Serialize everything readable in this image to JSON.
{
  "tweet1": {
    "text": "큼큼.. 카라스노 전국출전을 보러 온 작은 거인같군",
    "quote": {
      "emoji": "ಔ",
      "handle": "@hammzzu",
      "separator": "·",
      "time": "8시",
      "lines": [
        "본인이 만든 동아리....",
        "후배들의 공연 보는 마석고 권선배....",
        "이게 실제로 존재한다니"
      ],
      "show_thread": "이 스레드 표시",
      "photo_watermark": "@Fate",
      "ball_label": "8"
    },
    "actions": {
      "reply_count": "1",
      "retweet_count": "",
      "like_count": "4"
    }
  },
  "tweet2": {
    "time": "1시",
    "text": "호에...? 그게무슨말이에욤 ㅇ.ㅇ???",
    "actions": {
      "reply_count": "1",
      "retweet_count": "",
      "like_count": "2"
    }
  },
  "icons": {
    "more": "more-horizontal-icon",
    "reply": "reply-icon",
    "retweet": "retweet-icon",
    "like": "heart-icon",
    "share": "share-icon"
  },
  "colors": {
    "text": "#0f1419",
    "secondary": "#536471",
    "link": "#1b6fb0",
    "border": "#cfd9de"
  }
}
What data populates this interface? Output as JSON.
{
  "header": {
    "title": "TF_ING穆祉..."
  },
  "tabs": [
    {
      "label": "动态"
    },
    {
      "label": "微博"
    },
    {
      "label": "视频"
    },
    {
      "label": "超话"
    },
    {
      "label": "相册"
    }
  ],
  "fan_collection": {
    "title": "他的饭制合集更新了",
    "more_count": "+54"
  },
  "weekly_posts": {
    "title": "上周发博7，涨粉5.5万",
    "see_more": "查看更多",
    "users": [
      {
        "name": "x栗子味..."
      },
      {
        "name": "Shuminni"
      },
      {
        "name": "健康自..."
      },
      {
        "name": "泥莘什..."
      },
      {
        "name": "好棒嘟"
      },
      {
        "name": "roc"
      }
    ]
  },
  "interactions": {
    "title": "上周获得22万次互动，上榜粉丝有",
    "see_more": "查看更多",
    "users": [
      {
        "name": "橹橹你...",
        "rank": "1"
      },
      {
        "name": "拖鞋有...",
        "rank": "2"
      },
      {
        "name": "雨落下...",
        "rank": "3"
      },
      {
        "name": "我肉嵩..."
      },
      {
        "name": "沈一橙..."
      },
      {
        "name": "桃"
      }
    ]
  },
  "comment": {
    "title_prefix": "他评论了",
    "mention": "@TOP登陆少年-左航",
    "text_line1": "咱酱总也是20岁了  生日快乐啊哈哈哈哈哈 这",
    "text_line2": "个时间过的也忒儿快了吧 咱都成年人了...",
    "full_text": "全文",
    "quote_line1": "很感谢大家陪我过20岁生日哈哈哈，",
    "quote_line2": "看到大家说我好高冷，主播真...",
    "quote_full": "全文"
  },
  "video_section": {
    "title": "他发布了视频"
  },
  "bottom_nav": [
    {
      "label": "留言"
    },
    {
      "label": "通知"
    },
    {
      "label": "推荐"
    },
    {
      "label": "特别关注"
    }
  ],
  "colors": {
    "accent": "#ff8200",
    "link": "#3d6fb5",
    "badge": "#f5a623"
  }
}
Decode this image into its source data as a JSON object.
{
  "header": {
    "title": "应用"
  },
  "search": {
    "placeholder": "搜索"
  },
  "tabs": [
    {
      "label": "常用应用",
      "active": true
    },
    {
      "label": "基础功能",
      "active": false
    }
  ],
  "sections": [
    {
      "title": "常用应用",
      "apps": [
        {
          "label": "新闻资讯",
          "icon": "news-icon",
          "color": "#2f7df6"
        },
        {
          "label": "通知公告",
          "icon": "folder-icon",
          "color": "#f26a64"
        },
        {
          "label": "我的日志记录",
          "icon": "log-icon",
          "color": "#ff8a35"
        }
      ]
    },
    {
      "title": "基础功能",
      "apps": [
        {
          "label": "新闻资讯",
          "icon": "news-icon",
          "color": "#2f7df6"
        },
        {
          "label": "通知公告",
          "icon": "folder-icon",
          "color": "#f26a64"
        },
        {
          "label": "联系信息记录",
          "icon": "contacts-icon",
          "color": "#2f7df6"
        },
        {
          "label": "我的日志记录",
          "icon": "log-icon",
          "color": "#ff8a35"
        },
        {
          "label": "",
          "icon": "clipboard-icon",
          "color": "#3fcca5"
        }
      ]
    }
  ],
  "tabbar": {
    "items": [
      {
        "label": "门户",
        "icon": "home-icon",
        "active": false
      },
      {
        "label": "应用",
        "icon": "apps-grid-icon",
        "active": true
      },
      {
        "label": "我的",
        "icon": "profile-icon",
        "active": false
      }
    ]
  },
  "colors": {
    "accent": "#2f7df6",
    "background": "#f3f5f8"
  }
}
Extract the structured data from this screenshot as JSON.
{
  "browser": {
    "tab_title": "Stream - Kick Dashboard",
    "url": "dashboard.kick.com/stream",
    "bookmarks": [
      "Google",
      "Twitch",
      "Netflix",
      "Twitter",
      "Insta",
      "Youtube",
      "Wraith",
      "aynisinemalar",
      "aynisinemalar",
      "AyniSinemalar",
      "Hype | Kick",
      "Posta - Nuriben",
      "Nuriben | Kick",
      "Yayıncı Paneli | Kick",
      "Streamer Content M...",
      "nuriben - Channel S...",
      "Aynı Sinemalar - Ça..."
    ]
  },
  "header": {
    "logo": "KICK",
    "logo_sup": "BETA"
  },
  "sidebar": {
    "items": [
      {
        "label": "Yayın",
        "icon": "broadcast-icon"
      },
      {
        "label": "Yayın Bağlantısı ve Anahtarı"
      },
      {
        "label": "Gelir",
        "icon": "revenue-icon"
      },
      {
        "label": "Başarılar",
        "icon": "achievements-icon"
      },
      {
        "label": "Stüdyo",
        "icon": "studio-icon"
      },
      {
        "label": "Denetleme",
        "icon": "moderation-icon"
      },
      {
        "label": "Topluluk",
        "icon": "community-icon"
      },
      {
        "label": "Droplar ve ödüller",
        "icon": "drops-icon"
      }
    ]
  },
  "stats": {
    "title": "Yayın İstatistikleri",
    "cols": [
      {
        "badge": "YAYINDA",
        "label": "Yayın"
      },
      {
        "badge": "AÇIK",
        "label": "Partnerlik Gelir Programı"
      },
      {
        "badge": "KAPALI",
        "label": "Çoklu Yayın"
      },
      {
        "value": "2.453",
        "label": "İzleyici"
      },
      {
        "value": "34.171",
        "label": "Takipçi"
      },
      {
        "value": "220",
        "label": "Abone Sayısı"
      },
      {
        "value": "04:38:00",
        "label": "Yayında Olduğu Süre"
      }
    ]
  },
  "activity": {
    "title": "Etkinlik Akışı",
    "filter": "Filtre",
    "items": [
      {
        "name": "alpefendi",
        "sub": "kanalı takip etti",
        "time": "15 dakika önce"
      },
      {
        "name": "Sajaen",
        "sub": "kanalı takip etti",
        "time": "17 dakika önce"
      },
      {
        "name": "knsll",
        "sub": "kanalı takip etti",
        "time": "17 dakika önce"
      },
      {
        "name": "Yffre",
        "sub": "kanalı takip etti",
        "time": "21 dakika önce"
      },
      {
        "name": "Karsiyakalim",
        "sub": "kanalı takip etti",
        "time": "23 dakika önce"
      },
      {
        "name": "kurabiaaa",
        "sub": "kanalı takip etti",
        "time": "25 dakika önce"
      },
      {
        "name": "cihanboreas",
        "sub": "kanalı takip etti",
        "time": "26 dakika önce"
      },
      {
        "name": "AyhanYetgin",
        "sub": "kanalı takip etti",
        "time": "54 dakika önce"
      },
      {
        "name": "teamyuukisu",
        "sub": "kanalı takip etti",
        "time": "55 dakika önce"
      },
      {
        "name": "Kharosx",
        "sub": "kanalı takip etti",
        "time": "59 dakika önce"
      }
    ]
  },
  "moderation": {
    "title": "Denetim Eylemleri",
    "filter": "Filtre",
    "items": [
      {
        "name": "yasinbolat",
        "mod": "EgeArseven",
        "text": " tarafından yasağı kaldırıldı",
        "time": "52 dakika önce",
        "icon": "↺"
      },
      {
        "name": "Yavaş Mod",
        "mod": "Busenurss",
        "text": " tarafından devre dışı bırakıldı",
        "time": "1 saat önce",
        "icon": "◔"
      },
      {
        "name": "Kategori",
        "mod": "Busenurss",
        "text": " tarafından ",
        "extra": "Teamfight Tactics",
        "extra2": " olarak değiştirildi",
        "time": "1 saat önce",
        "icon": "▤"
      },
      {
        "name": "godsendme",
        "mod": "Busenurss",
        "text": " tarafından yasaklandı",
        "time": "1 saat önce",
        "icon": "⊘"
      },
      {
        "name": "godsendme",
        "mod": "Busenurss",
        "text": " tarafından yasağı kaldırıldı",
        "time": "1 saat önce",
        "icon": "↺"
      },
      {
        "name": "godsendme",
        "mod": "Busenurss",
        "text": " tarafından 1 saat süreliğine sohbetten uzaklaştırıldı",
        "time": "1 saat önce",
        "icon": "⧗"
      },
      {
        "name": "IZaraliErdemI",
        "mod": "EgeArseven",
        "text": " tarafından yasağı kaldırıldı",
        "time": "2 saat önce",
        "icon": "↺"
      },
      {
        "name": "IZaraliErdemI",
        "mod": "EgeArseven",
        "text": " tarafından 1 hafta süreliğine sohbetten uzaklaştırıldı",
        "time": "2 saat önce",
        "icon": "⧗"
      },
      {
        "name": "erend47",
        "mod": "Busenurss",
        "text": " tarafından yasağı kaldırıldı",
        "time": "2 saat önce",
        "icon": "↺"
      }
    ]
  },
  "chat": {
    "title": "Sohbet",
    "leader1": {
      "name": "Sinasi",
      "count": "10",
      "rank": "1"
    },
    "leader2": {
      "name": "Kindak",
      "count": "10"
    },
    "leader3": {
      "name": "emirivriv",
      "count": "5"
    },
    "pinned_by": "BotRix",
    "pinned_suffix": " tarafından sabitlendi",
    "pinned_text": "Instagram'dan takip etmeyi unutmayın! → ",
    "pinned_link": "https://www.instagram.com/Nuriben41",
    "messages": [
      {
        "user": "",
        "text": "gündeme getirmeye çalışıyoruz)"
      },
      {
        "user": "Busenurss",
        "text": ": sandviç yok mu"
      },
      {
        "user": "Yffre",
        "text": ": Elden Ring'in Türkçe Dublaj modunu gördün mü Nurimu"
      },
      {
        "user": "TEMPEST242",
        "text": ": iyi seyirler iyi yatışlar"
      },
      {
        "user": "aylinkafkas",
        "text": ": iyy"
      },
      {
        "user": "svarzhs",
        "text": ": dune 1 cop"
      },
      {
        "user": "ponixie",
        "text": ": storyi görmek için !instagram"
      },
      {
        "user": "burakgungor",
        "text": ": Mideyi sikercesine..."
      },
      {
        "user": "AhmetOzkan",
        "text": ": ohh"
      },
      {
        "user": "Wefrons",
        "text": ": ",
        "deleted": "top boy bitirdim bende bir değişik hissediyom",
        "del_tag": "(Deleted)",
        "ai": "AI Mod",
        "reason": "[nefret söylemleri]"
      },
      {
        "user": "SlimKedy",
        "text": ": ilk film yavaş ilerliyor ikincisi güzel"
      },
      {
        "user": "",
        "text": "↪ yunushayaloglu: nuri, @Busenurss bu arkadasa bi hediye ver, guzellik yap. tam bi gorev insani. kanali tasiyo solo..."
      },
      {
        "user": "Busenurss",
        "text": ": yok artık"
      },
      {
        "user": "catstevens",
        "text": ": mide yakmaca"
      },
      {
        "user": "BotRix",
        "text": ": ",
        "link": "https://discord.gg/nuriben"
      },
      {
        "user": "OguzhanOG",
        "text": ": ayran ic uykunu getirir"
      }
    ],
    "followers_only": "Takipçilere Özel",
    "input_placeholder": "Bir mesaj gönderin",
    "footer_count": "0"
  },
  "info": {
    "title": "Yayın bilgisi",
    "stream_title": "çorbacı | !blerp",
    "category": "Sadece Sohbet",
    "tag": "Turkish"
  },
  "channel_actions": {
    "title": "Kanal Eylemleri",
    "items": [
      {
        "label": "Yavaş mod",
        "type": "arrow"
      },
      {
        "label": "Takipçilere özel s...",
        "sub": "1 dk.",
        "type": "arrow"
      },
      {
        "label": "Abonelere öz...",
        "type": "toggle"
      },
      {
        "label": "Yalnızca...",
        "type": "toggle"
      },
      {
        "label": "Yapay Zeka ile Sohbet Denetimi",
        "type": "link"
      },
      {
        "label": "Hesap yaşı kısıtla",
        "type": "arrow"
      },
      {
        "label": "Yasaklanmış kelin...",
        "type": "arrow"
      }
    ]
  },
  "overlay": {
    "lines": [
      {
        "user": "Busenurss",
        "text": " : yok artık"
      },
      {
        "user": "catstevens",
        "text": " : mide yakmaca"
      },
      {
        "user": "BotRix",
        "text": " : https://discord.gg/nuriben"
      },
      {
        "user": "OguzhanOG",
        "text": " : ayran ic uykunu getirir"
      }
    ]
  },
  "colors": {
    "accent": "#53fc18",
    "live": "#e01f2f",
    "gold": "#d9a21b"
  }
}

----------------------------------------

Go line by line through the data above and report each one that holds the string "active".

      "active": true
      "active": false
        "active": false
        "active": true
        "active": false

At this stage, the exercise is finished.